The task of bringing Orson Scott Card’s Ender’s Game to the big screen would be unenviable even with modern CGI effects making the necessary special effects possible. The book packs in so many episodes of the life of the title character Andrew “Ender” Wiggin, that most assuredly much of the story would need to be cut in order to keep the resulting film from being ten hours long.
Further, the sci-fi novel predicts the internet, newsgroups, email, social media and even internet trolling, all of which are commonplace now but were surprising to see in a 1985 novel (or the 1977 story that spawned it).The setup for disappointment may have kept many viewers away, as might have unfamiliarity with the concepts this movie espouses, as might have the original author’s politics that have come to the forefront in the years between the publication of the novel and the release of the movie.
This task went to writer / director Gavin Hood, whose dramatic teeth were cut on 2005’s Tsotsi and whose sci-fi teeth were cut on 2009’s X-Men Origins: Wolverine. The combination of the two sides of Hood give us an Ender’s Game film that can handle the depth and emotion that made the novel engrossing as well as the sci-fi action that made the novel so exciting.
However, the film’s difficulties begin right away. Hood cuts a great deal of the introduction of Ender (here played by Asa Butterfield) and kicks off his story seemingly midway through the plot, asking a lot of the audience when it comes to forgiving the lack of character development. Ender is established as a compassionate kid who is capable of great violence (as he should be), but this is all we know about the kid.
Soon the teenager is enrolled in Battle School, a spectacular space station on which he is taught the art of war through a series of virtual reality war games (which give the novel and film its title). The enemy army is an insect-like race called “The Formics”, whom Ender must learn the impossible task of thinking like in order to win the war and prevent the future alien invasion of Earth.
The film itself is beautiful to look at with a great deal of convincing and capable special effects. Impressively the lighting and reflections are so perfectly planned that often the CGI and practical sets are hard to distinguish.
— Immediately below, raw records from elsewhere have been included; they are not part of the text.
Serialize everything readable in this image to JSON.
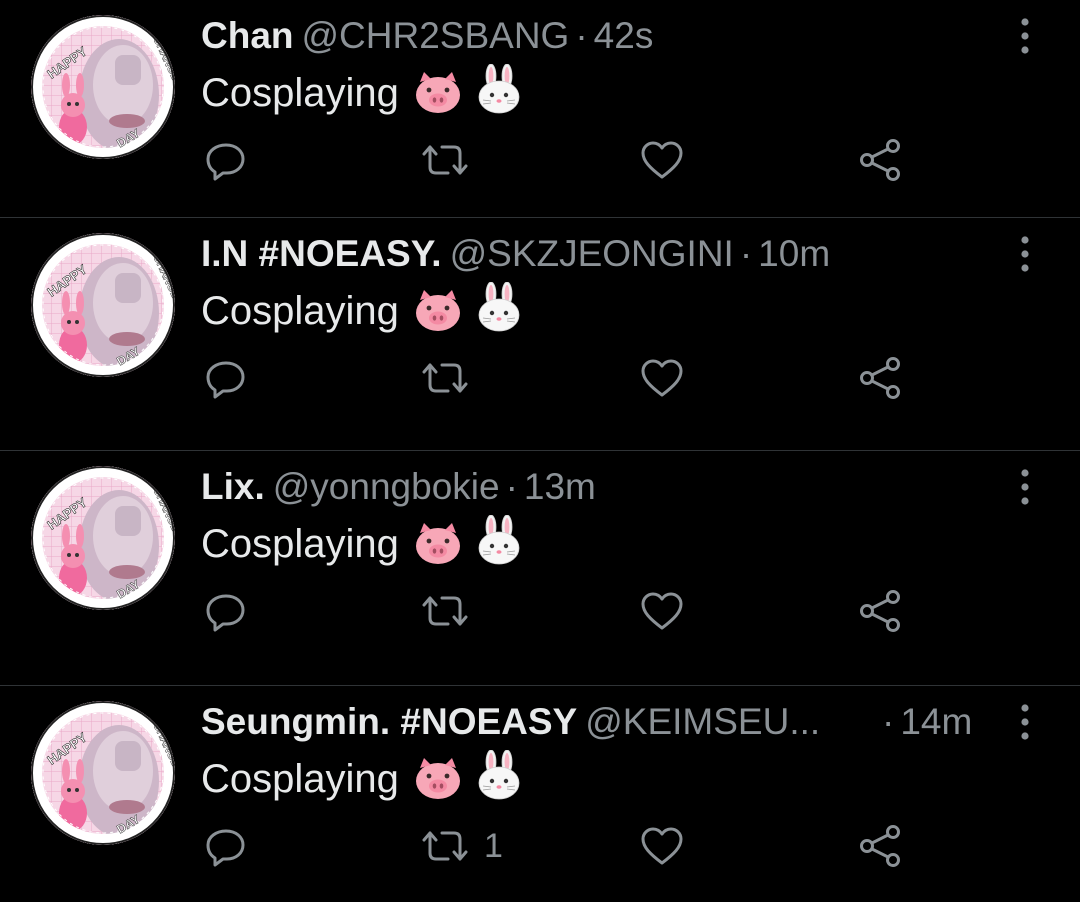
{
  "tweets": [
    {
      "name": "Chan",
      "handle": "@CHR2SBANG",
      "time": "42s",
      "text": "Cosplaying",
      "emojis": [
        "pig-face",
        "rabbit-face"
      ],
      "retweet_count": ""
    },
    {
      "name": "I.N #NOEASY.",
      "handle": "@SKZJEONGINI",
      "time": "10m",
      "text": "Cosplaying",
      "emojis": [
        "pig-face",
        "rabbit-face"
      ],
      "retweet_count": ""
    },
    {
      "name": "Lix.",
      "handle": "@yonngbokie",
      "time": "13m",
      "text": "Cosplaying",
      "emojis": [
        "pig-face",
        "rabbit-face"
      ],
      "retweet_count": ""
    },
    {
      "name": "Seungmin. #NOEASY",
      "handle": "@KEIMSEU...",
      "time": "14m",
      "text": "Cosplaying",
      "emojis": [
        "pig-face",
        "rabbit-face"
      ],
      "retweet_count": "1"
    }
  ],
  "avatar": {
    "text_top": "HAPPY",
    "text_side": "CHANGBIN'S",
    "text_bottom": "DAY"
  },
  "icons": [
    "reply-icon",
    "retweet-icon",
    "like-icon",
    "share-icon",
    "more-icon"
  ],
  "colors": {
    "background": "#000000",
    "primary_text": "#e7e9ea",
    "secondary_text": "#8b9196",
    "divider": "#2f3336",
    "avatar_accent": "#f48fb1"
  }
}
Even the obvious CGI (such as some of Ender’s actual video games) is impressive to look at. Through and through, Ender’s Game is an impressively designed and executed motion picture.
But Ender’s Game is more than just a space opera and Hood is well aware of this. Many of the subplots that diversified the novel from being simply a war book have been dropped for time, and Hood often struggles to keep the surviving storylines as diverse as they need to be to support the spectacular ending. Ender’s Games’s actual ending does work remarkably well, thanks to Hood making this goal the entire point of his screenplay.
However, many other questions are either answered vaguely or not at all. For example, in an outer-space navy that features the tough adult faces of Nonso Anozie, Harrison Ford, Ben Kingsley, and Viola Davis, why exactly are high school-aged children being primed to lead fleets of warships? In the novel, this manages to make sense. The movie, however, never quite fills in that blank.
Much of the weight of the film is placed not on the special effects, but on the actors themselves. For the most part they carry this off successfully. Ford alternately whispers and screams his way through his role as the Battle School’s Colonel Hyrum Graff, while Kingsley feels a lot like Kingsley as the tattooed war hero Mazer Rackham. Abigail Breslin is capable as Ender’s older sister (whose role is significantly cut from the novel) and Hailee Steinfeld is fine as fellow cadet Petra Arkanian.
Of course without a good “Ender” there can’t be much of a game. Asa Butterfield handles his American accent well and also shows a range of conflicting emotions all at the same time. In keeping with Ender’s compassion and violence, Butterfield seems to often conflict with himself, fighting back tears as he shows his warlike defiance and rebellious free-thinking that makes him valuable. When required Butterfield shows Ender’s incredible confidence and when needed he believably breaks down into the teenager he really is.
Hood’s in-depth knowledge of the novel is exemplified in his DVD commentary, one of two included on the disc. These are two of the many impressive extras included on the Blu-ray version of this two-disc set. Also included are two theatrical trailers, two documentaries and a collection of deleted and extended scenes (that also include director commentaries).
Ultimately, though Hood demands a lot of the audience, especially in the need to hit the ground running right after the opening credits, Ender’s Game does work quite well, though it never quite manages to achieve perfection. There are holes in the plot and more suspension of disbelief is required than your average science fiction film. However, none of these flaws manage to cause Ender’s Game to collapse under its own weight.
Fans of the novel know that the original book led to a series. While Ender’s Game, the film, does a fine job of setting up the possibility of these sequels, it does not end abruptly and unsatisfactorily on a cliffhanger. In that the film made only $2 million over its $110 million dollar budget (not counting marketing costs), these sequels may never be made. That’s a shame, as although it’s far from perfect and it’s in need of a few tune-ups, Ender’s Game does lay the groundwork for what could be a satisfying saga.